Policymakers around the world are looking for ways to make our cities and communities more liveable. Dealing with traffic congestion is one of their top priorities.
Sydney, long envious of Melbourne’s trams, is currently ripping up CBD streets and laying down tracks for a light rail network. Yet traditional trams are so 20th century. Yes, it was a big mistake getting rid of them 50 years ago. But building new fixed surface transport systems in the impending era of autonomous vehicles is possibly a bigger mistake. In any case, rather than installing tracks and overhead electrical wiring we could have battery-powered trams using GPS or in-ground guidance systems using wireless technology.
Sydney Olympic Park is currently testing a driverless shuttle bus. Last week at the Consumer Electronics Show in Las Vegas, Toyota demonstrated its e-Palette – a fully-automated battery-electric concept vehicle capable of carrying people and goods.
Australians are second only to the US in our preference for cars and our resistance to attempts to persuade us to further embrace mass public transport. Understanding how autonomous vehicles will actually operate is a prerequisite to determining how we best incorporate them into the smart cities and communities of the future. We can wait for things to happen, or we can start the planning now.
Meanwhile, Sydney Trains announced 36 rail services would be cancelled through peak hour on Monday due to staff shortages after a week of chaos on the system.
Instead of large overcrowded trains, buses and trams running on fixed routes, a fleet of smaller autonomous vehicles will offer an appealing and more efficient alternative. A computerised reservations system will devise bespoke routes, picking up and setting down unrelated people along the way. The transport system will thereby accommodate passengers’ needs rather than passengers having to conform to predetermined and inflexible routes and schedules.
In future we’ll need to get over the concept of everyone owning their own car. Some will of course, but many – especially people living in our more densely populated inner suburbs – will question this when other convenient and affordable options exist. The biggest hourly cost in running a taxi is the driver. When that expense is eliminated the increasingly proliferous ‘ride share’ economy will blossom and prices will fall.
Of course, we’ll still need mass transport systems. However, relying on them as we have in the past and in the manner we have in the past only guarantees we exacerbate the problems we face right now.
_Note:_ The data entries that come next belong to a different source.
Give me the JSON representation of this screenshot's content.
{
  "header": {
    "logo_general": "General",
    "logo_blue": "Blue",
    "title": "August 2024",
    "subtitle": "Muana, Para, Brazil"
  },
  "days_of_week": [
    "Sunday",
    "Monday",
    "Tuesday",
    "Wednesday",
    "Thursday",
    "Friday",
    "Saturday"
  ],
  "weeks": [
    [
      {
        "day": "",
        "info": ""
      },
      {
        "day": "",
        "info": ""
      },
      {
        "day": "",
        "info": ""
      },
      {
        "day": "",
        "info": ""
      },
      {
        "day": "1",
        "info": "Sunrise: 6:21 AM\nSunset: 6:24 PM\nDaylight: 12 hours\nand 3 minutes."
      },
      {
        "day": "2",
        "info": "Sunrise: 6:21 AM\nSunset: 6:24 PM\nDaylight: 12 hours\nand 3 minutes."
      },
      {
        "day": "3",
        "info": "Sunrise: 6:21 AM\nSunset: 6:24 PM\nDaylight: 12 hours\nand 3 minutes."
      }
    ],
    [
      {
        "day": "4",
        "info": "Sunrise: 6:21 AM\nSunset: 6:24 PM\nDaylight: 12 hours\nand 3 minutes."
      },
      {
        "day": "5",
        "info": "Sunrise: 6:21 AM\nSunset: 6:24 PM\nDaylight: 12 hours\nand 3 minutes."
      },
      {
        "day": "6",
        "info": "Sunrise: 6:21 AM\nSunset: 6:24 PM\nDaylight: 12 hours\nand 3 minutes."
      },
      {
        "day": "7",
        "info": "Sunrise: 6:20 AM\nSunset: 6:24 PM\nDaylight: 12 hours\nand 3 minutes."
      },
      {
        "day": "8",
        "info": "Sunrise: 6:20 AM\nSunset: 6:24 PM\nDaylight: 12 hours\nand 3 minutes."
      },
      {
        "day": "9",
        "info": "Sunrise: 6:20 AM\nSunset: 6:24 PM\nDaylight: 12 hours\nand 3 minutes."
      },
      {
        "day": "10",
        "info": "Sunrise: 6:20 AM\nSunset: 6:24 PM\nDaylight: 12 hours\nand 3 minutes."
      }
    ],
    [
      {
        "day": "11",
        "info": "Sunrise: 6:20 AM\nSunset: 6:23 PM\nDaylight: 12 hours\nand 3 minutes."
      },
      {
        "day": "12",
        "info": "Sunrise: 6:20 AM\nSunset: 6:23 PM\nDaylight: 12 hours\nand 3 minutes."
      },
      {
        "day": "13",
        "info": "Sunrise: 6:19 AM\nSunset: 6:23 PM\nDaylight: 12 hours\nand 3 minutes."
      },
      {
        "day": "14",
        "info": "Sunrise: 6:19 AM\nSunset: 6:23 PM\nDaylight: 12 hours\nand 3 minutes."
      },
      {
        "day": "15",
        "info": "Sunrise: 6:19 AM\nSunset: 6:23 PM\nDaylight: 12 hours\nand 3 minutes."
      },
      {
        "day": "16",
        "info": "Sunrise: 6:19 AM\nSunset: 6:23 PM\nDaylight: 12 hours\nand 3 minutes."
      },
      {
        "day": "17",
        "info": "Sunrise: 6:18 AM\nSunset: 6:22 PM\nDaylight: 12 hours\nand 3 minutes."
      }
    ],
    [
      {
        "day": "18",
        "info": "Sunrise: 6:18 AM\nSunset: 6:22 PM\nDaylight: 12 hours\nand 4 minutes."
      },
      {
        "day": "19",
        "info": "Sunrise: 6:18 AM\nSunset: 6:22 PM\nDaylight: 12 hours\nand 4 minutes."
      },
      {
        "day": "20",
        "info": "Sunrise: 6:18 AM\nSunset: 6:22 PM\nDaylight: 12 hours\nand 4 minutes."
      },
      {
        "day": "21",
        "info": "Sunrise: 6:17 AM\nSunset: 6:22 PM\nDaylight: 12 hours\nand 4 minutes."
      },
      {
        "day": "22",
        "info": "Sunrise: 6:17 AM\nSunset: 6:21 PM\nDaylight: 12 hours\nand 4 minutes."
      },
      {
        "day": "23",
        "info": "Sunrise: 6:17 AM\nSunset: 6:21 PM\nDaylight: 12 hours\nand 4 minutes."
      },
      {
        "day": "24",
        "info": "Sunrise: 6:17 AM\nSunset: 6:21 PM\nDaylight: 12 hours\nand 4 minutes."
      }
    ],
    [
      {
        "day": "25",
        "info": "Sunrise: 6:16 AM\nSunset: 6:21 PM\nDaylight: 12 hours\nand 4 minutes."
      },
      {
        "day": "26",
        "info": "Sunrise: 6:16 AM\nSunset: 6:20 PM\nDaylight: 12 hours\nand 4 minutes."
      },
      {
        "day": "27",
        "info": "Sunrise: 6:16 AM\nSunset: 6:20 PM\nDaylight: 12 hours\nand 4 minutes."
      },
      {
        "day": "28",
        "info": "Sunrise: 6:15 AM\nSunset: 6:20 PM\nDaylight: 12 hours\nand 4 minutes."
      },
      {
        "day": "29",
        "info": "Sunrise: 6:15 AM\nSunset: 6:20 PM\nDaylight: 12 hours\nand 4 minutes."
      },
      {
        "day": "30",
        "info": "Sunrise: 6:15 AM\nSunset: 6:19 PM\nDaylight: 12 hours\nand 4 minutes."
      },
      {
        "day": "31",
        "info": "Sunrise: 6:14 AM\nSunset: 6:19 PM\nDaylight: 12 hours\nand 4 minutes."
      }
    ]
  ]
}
Yes, it’s early days and if you can’t see where this will ultimately lead then at least it should be clear that the opportunities and the options to rethink things are enormous.
An overall decrease in the number of privately owned vehicles would deliver numerous benefits: fewer public carparks, fewer garages in high-rise apartment blocks just for starters. It’s also pretty well acknowledged that the road toll will significantly decrease as we take more and more humans out from behind the controls.
Yet, here we are in 2018 still thinking like we did 100 years ago. In many ways our inability to envisage more innovative solutions to our transport points to a greater risk. Will we fail to actively embrace the smarter use of technology in reshaping our communities and making them more liveable in the 21st century?
Laurie Patton is the inaugural CEO of the Australian Smart Communities Association, the not-for-profit peak body representing people and organisations spearheading moves to make our communities more liveable, more sustainable and more technologically empowered.